- Information given
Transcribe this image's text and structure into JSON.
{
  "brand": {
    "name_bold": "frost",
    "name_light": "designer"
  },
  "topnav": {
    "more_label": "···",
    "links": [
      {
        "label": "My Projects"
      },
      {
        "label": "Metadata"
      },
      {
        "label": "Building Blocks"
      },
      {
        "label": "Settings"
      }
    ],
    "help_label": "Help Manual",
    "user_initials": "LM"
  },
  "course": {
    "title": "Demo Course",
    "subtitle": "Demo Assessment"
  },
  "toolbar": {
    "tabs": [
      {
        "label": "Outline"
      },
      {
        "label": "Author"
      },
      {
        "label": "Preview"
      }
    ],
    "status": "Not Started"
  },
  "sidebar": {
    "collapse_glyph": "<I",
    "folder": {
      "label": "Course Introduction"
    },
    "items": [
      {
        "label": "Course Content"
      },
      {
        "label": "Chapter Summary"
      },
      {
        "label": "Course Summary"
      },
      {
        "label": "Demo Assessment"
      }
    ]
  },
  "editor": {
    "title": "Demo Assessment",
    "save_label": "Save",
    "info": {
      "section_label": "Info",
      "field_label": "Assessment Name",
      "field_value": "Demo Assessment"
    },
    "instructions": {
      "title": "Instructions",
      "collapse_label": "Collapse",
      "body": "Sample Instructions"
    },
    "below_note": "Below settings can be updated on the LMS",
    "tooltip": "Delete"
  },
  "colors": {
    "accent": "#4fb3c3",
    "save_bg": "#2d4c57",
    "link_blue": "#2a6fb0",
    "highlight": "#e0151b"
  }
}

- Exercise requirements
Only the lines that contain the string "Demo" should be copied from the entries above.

- Solution for this problem
    "title": "Demo Course",
    "subtitle": "Demo Assessment"
        "label": "Demo Assessment"
    "title": "Demo Assessment",
      "field_value": "Demo Assessment"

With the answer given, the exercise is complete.